I’ve been to a couple new restaurants in the past week, and although they are too new to review, here’s how they’re looking so far:
Barrio (210 7th Ave, Brooklyn 718-965-4000)
The food here is mostly inoffensive—tasty at best, mediocre at worst, but all very, very overpriced. The place is charging prices that make you think it’s aiming for something innovative, but in reality, Barrio is serving nominally fancied-up versions of dishes that you can get for about half the price and double the flavor at Tacos Nuevo Mexico, down on 5th Avenue. Just because you apply the sauce in a squeeze bottle squiggle does not mean you can jack up the prices.
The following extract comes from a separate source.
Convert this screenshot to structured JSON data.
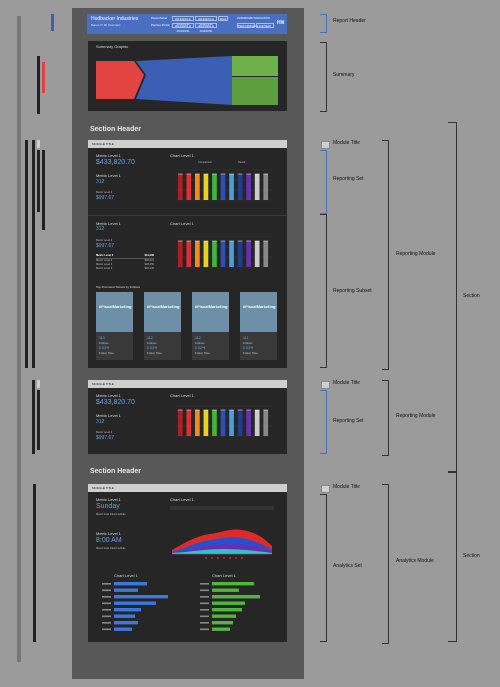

Plain chicken enchiladas for $14.25? Tortillas layered with chicken, onion, cilantro, radishes and queso fresco do not add up to anything too exciting. The shrimp in Yucatan shrimp were nicely grilled and flavored with cilantro and jalapeño, but the plate was mostly filled with fake-tasting coconut rice. For $17.25? Eeeesh.
I’d usually not write about service issues at such a new restaurant, but our waitress here was…noteworthy. She asked my friend if she would like to “suck that last bit of alcohol out of the glass,” recited the desserts to us while we were in the middle of our entrées, and at one point came right out and told us she had “forgotten all about us.”
The cocktails here are great, though. Snag a place out on the deck and have a Perfecto Nestorindo, a drink made with agave, tamarind, pineapple and chile powder. It’s on the expensive side ($8) but sometimes you get what you pay for.
Moco Global Dining, Eurotrip and better news, after the jump.
Moco Global Dining (516A 3rd Avenue, 212-685-3663, 10016)
This is a truly eccentric restaurant. Chef Joe Kurauchi trained in Japan and later worked at Spain’s El Bulli and the UK’s Fat Duck. Those globe trotting influences have produced a trippy, oddly compelling restaurant. The place looks like a cheesy, sushi-slinging happy hour joint and that’s partially true. But it’s actually much more interesting than that.
There’s wonderful black tempura calamari, the airy batter rendered coal-black with squid ink. Nagoya-style chicken wings turn out to be tiny, inch-long quail wings in a sweet-spicy sauce. Madras noodle is a befuddling combo of udon noodles in a thick Japanese-style curry with a Parmesan crisp, fried soba noodles and a slice of grilled naan. It was bizarre, but strangely delicious. There’s a sushi roll made with dried tomatoes, and the pan con tomate features garlic-tomato foam and chopped tomatoes on that pillowy soft, white Japanese sliced bread.
And who could resist something called PuffyPuffyPuffy? That turns out to be an ice cream sundae on acid—layers of chocolate, green tea and vanilla ice cream with fruit and rice krispies, topped off with a few puffs of cotton candy.
Eurotrip (667 5th Avenue Brookyn, 718-285-9425, 11215)
The owners of this new Eastern European eatery have worked magic on the space, refurbishing the antique tin ceiling and brick walls, and creating a hospitable bar area in front, and a small dining room in back.
The menu is heavy on the dumplings and stewed meat, and the bar is stocked with German and Czech beer, Hungarian wines and Becherovka, an herbal Czech liquor that shaken into several cocktails or sipped straight. Halušky, tiny dumplings tossed with tangy cheese, chives and bacon, have a comforting chew. Shredded celery root salad is aromatic with caraway and enriched with a tart buttermilk dressing. Gipsy wild turns out to be tender beef stew slicked with a paprika-heavy spicy sauce, and garnished with tiny-diced pickles. I wished there were more pickles to liven things up, but this seems to be developing into a place to get solidly good eastern European food in a friendly setting.